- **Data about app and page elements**
================

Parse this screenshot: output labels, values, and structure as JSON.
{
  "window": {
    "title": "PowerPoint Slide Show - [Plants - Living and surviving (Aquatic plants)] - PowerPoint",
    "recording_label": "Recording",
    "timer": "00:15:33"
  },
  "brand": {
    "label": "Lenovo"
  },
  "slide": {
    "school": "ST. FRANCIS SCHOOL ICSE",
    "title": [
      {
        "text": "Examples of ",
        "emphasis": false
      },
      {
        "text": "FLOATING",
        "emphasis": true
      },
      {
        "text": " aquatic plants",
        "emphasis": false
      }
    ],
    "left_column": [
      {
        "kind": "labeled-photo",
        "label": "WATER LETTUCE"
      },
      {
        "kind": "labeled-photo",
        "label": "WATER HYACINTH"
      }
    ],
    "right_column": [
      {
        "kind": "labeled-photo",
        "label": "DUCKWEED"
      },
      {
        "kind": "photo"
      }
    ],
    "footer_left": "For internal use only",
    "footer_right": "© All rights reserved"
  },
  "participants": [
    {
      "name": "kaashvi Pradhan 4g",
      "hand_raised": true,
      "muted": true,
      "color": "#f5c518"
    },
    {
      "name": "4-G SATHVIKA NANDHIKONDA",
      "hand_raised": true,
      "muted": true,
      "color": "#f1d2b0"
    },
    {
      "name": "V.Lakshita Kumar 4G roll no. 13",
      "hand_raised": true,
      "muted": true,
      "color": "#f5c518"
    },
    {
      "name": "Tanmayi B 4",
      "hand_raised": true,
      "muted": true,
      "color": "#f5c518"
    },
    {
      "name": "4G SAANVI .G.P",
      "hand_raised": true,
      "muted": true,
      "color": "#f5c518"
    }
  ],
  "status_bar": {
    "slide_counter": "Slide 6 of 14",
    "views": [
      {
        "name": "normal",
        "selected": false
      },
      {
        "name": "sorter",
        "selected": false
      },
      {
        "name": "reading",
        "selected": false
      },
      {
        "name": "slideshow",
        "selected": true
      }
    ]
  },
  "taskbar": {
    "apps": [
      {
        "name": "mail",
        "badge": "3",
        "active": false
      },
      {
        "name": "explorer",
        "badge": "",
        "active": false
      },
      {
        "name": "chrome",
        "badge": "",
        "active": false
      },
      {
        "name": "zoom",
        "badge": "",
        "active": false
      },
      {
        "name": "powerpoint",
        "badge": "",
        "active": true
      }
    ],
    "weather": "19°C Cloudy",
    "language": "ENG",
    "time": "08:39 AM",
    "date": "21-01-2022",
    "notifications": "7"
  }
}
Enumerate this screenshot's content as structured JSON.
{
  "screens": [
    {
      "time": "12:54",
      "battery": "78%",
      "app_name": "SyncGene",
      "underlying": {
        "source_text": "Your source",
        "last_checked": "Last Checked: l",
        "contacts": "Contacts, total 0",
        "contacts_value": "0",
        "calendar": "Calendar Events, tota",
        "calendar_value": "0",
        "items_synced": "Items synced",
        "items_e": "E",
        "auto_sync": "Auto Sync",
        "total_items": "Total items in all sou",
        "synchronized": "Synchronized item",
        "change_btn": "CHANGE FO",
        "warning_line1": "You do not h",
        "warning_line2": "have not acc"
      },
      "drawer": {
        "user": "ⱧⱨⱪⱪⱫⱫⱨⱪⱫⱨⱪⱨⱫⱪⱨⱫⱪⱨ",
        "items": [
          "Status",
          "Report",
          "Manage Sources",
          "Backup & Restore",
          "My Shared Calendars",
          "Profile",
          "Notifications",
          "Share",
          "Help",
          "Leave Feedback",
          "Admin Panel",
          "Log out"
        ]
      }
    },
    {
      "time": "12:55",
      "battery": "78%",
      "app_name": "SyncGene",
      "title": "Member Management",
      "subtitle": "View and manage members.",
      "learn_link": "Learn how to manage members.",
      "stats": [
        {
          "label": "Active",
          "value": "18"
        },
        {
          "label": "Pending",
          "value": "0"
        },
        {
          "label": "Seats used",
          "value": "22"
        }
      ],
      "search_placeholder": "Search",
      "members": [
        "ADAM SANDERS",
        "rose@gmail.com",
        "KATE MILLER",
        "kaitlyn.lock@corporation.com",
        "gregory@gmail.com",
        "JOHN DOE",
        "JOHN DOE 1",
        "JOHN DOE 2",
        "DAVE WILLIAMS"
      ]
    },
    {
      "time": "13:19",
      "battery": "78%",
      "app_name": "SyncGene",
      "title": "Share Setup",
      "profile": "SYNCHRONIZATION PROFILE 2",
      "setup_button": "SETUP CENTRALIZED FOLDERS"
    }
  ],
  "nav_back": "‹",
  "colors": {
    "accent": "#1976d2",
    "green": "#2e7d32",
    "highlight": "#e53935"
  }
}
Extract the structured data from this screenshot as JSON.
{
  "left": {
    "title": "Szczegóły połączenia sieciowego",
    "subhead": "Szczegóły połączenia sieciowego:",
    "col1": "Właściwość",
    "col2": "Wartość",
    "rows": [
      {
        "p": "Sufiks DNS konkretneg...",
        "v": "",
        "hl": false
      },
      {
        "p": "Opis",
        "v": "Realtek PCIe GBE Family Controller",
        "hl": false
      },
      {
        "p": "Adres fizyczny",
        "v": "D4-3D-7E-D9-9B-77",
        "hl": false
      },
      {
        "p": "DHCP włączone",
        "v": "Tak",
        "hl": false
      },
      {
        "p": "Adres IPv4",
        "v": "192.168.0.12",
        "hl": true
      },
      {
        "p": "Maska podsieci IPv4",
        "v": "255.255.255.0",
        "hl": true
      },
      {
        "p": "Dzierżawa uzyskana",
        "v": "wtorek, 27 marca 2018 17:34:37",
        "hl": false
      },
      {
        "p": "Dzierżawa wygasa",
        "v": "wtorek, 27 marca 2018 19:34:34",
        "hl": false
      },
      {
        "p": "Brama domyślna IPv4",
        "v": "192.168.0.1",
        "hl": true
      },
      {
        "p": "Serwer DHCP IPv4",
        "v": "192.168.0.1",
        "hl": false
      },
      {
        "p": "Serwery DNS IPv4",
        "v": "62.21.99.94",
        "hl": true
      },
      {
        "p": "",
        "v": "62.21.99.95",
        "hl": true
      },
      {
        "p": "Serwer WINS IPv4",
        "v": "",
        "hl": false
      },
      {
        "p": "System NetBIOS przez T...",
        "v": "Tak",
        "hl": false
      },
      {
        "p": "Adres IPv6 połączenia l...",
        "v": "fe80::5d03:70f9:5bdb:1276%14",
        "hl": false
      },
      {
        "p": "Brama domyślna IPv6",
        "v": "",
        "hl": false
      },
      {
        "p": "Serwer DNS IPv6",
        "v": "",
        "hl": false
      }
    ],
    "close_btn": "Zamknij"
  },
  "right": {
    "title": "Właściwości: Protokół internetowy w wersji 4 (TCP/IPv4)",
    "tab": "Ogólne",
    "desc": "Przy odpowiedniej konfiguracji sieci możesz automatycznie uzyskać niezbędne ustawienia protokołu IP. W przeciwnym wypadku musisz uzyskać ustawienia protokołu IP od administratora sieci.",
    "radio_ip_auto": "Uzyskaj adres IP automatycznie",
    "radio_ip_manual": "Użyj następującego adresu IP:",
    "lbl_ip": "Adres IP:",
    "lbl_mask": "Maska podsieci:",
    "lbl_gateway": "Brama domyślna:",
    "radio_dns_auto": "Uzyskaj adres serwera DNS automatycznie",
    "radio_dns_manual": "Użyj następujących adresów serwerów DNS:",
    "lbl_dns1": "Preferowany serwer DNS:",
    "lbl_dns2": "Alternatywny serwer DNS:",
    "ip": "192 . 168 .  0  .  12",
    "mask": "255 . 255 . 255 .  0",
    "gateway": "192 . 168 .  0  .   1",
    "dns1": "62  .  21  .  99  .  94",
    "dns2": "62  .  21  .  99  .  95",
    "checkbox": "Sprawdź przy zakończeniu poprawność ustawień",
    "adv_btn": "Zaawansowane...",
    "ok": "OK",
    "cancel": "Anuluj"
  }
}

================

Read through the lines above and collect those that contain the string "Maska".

        "p": "Maska podsieci IPv4",
    "lbl_mask": "Maska podsieci:",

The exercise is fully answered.